Timing matters too. Bowling recommends checking an artist’s CV for consistent output and recognition. “Have they been working every year?” she asked. “Or has this person not done anything since 2012?” Levin suggests waiting and watching an artist mature for a few years before buying something, to see if the work continues to evolve. “It’s better to spend the $25,000 when you are a little more comfortable with the market variables than taking the chance at $10,000,” he said.
Another factor to consider is where the art gets sold. Galleries price works according to the size of the work, the success of the most recent show, and any other relevant career-related variables, such as a recent institutional show or a nomination for an award, said Bowling, who spent seven years at Andrea Rosen Gallery before joining Phillips. In addition, galleries try to keep the prices for their artists on a steady upward trajectory, rather than riding the highs and lows of the broader art market as auction prices more often do. By contrast, auction estimates usually account for buyers’ tastes and appetites, as well as where the art market is in its cycle. “I have to think about many people it will appeal to, how many bidders, how that competition is going to drive up the price, and base my estimate range on that,” she said.

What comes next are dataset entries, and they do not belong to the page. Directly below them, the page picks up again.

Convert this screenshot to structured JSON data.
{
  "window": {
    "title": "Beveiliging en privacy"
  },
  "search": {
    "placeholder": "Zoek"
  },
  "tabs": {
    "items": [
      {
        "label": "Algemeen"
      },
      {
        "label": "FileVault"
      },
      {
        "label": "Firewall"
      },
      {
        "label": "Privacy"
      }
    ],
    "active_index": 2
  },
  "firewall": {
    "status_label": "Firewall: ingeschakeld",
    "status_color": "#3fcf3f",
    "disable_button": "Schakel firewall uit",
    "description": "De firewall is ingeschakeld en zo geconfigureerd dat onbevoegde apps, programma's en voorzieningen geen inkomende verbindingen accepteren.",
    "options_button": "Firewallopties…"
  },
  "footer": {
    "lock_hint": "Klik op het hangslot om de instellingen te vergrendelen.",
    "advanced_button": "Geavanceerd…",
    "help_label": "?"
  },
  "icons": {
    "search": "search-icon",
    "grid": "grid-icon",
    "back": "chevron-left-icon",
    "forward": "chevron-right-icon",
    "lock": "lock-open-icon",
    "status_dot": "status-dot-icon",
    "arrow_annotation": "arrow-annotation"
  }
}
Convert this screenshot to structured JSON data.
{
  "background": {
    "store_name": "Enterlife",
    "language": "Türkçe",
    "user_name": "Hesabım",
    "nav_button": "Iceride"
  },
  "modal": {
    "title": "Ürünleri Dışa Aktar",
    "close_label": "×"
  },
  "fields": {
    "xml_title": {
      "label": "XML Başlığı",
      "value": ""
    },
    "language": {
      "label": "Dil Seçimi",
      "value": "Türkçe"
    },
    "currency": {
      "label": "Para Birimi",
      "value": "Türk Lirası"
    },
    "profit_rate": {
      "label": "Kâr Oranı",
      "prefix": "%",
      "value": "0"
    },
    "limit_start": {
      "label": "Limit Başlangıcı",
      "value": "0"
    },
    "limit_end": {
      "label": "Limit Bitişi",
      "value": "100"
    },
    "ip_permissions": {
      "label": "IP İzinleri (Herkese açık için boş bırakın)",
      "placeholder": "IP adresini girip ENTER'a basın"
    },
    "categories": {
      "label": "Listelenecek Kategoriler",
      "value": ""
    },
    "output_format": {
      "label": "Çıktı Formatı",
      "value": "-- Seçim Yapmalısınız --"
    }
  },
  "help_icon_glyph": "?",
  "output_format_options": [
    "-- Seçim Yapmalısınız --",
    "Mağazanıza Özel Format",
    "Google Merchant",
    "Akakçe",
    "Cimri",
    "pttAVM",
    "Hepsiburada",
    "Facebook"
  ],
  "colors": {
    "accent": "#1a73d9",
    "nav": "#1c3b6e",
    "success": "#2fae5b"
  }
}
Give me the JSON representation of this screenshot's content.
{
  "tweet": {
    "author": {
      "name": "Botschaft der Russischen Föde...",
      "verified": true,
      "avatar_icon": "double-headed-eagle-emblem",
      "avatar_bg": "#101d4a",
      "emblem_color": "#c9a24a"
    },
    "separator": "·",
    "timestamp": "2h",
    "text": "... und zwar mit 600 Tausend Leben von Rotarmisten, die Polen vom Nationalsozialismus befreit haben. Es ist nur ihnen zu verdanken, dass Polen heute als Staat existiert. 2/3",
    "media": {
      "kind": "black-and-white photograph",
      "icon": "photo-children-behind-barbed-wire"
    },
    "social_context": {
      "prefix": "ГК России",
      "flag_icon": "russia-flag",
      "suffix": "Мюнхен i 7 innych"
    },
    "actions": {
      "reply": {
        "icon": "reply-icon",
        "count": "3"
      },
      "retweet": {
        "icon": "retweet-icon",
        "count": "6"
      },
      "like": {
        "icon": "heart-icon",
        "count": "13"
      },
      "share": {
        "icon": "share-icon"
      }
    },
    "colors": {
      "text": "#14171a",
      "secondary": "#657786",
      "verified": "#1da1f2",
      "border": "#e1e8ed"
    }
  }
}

While Bowling describes herself as “the biggest proponent of the gallery system,” she said the straightforward nature of auction pricing can be a great entry point for new collectors. “I think there’s something appealing about the auction environment,” she said. “Here’s the estimate range, we have an auction, and people bid against each other. That’s how the price is achieved.”
Bowling, Campbell, and Levin all stressed one thing: Collectors shouldn’t treat art like a financial investment. (That’s even, and perhaps especially, the case for those who work in financial services, who often cite headlines of multi-million-dollar prices achieved at auction.) Since most art works do not increase in value, Bowling suggests finding a risk threshold, and buying within those limits. For one collector, that might be $3,000, or, for another, $3 million. “Find that threshold you’re comfortable with losing or gambling on,” she advised, “and if you go beyond that level, do more research.”
Levin goes further. He recommends assuming the price for a work by a new artist will go to zero after, say, five years, much as a dining set would lose most of its value over a similar time frame. If that work cost $5,000, or $1,000 a year, it works out to a cost of roughly $3 a day. “Is the piece going to give you $3 of pleasure a day?” he asks. If it does, “then it’s worth what you paid for it.” And that, he said, is the point of buying art.
“If you want to buy stocks,” Levin said, “you can just hang bags of money on the wall.”